On this trip, we stayed in over thirty different self catering apartments and houses. It is a great way to travel with children, both because you get far more space than you get in any hotel room, and because you save a lot of money, and eat far more healthily, by cooking, rather than eating in restaurants the whole time. You also get the feeling of living like a local, as you go grocery shopping, and use public transport the way the local would.
That means I’ve done a lot of booking. The hard part about booking this kind of accommodation is that it is unique (unlike a hotel room) and so you will not find individual places listed in any travel guide, or with any travel agent. It takes more research, and you are frequently dealing directly with the owner (for whom it is often their own holiday home).
That, in turn, means that there are a few restrictions on renting. Often, there is a minimum stay of a week. And if the place is in a summer holiday kind of place (by the beach, say), you might be restricted to only renting from Saturday to Saturday. Fortunately, that worked very well for us – we generally stayed for a week or two, and by default, Saturday became our travel day most of the time.
The two websites I have used most in Europe are homeaway, which has a huge list of holiday cottages and apartments, and way to stay, which is mostly for apartments in big cities. Homeaway is a massive group that has been developed from individual sites in different countries. I like it both because it has a huge choice, but also because it is the most easily searchable of all of this kind of sites (for things like internet access, washing machines, and location).

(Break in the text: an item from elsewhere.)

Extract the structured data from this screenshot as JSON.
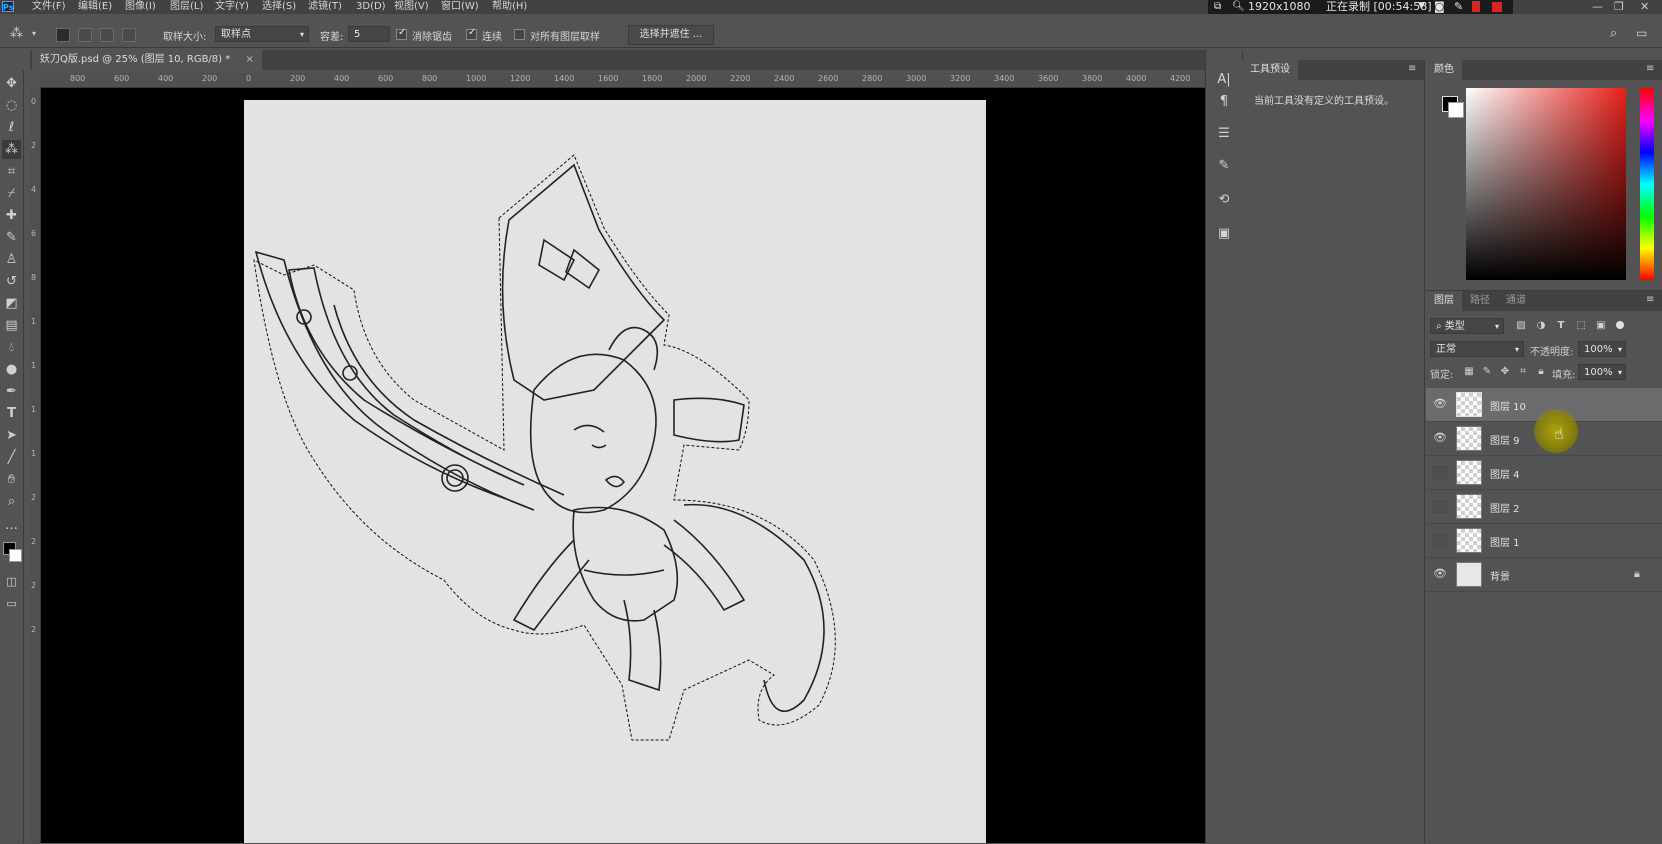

In France, gites-de-france is an official French site that I only found out about near the end of our time in France. French gites are holiday cottages, and most french owned holiday cottages will be listed there, as well as (maybe) on an English speaking site.

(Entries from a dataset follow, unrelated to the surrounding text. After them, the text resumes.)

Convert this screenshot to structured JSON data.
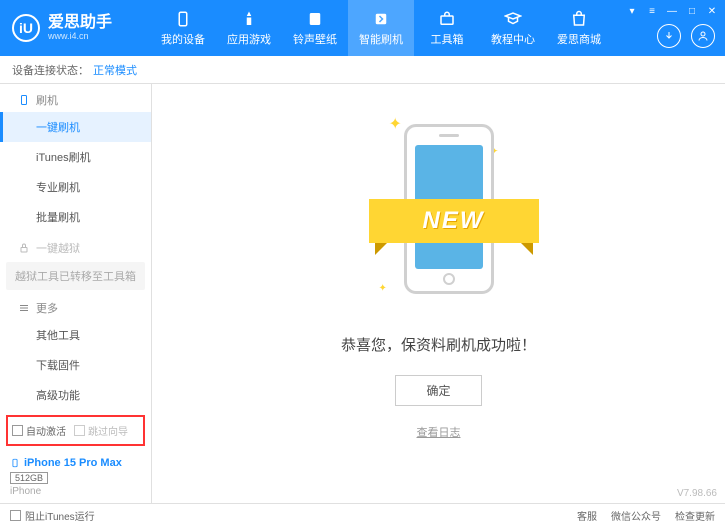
{
  "app": {
    "name": "爱思助手",
    "url": "www.i4.cn",
    "logo_letter": "iU"
  },
  "nav": [
    {
      "label": "我的设备"
    },
    {
      "label": "应用游戏"
    },
    {
      "label": "铃声壁纸"
    },
    {
      "label": "智能刷机"
    },
    {
      "label": "工具箱"
    },
    {
      "label": "教程中心"
    },
    {
      "label": "爱思商城"
    }
  ],
  "status": {
    "label": "设备连接状态：",
    "value": "正常模式"
  },
  "sidebar": {
    "flash_section": "刷机",
    "items": {
      "oneclick": "一键刷机",
      "itunes": "iTunes刷机",
      "pro": "专业刷机",
      "batch": "批量刷机"
    },
    "jailbreak_section": "一键越狱",
    "jailbreak_moved": "越狱工具已转移至工具箱",
    "more_section": "更多",
    "more": {
      "other": "其他工具",
      "download": "下载固件",
      "advanced": "高级功能"
    },
    "checkboxes": {
      "auto_activate": "自动激活",
      "skip_guide": "跳过向导"
    }
  },
  "device": {
    "name": "iPhone 15 Pro Max",
    "storage": "512GB",
    "type": "iPhone"
  },
  "main": {
    "new_badge": "NEW",
    "success": "恭喜您，保资料刷机成功啦！",
    "ok": "确定",
    "view_log": "查看日志"
  },
  "footer": {
    "block_itunes": "阻止iTunes运行",
    "version": "V7.98.66",
    "links": {
      "service": "客服",
      "wechat": "微信公众号",
      "update": "检查更新"
    }
  }
}
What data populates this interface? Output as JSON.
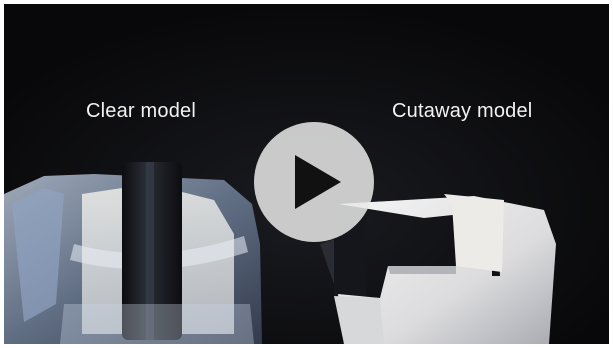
{
  "video": {
    "left_label": "Clear model",
    "right_label": "Cutaway model",
    "play_icon": "play-icon"
  },
  "colors": {
    "background": "#0b0b0d",
    "label_text": "#f2f2f2",
    "play_button": "#e8e8e8",
    "play_icon": "#111111"
  }
}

In the US, tripadvisor sometimes has a better selection of places, but in most other places it is not as good. I’ve also used a few location specific sites (in Amsterdam, for example, a place that specialised in houseboats)
Basically the more research you are willing to do, and risk (in terms of handing over money) you are willing to take, the more you will get for your money. Research includes original language sites – in Spain, for example, you get a bigger choice if you use the Spanish language sites (which I didn’t do, as I wasn’t confident enough in google translate). Some of the aggregators, particularly for the nicer parts of France, aimed at the US market, seem to have enormous markups compared with similar places listed on Homeaway. But the plus with using one of these is that you know you will get a good place, and they have got rid of the duds for you.
Using Homeaway you are connected directly to the owner, and way to stay is an aggregator who has done some of the work for you (in vetting the reality of the place), but isn’t guaranteeing quite as much quality as an upmarket place like this one (which we didn’t use) which means they tend to be more expensive, but you don’t have to worry quite so much about handing money over before you get there.
I find with any of these aggregators, the best way to find a good place is to choose places with reviews and read them. Negative reviews don’t always mean the place is bad (I saw one review which complained about stairs which were prominently mentioned in the ad!) but they give you a sense of the place by the aspects they like and dislike.
When we’ve stayed in places with rave reviews, we have generally loved them, too (although occasionally we’ve been unpleasantly surprised – Bordeaux for example).
Places with an internet connection (generally listed) and flat screen TVs (visible in the pictures) are generally nicer all round – the owner has put the effort into modernising, and it shows in the whole flat. We also always choose a place with a washing machine, and preferably a dishwasher, too.
All the apartment sites have fairly complete lists of what is in the apartment, and which beds are where, which show you how many rooms there really are (sometimes 2 bedrooms just means one bedroom and a sitting room, but usually it means 2 bedrooms). They all generally include a total size, which is incredibly helpful in understanding how much space you will have. I generally tried for a minimum size of 75 metres squared, but in cheaper places I could splash out (for example our gorgeous apartment in Krakow was 110 metres squared, and felt very spacious).
The key is to understand what is important to you. After a bit of experimentation, for us it is more important to be close to the centre (particularly in a big city) than in a big place. But that is how we live at home, in Australia, as well.
A word of warning. We were almost scammed by one place in the US. The owner’s email had been hacked and without knowing it, we were corresponding with the hackers. I became nervous after they offered to take my credit card details only if I also provided a recent utilities bill to prove it was me. The place itself had some great reviews (which I usually think is a good sign that they are not a scammer). Every site suggests that you phone people before giving them money. Because of time differences and our lack of a cheap mobile phone, I never did that, but I was conscious I was taking a risk, particularly with places that asked for deposits into bank accounts.
Staying in self catering accommodation isn’t for everyone. But for us, I think I will continue to do it any time we are staying in a place longer than a few days. You can live in some amazing places, and you live a bit more like a local than any hotel.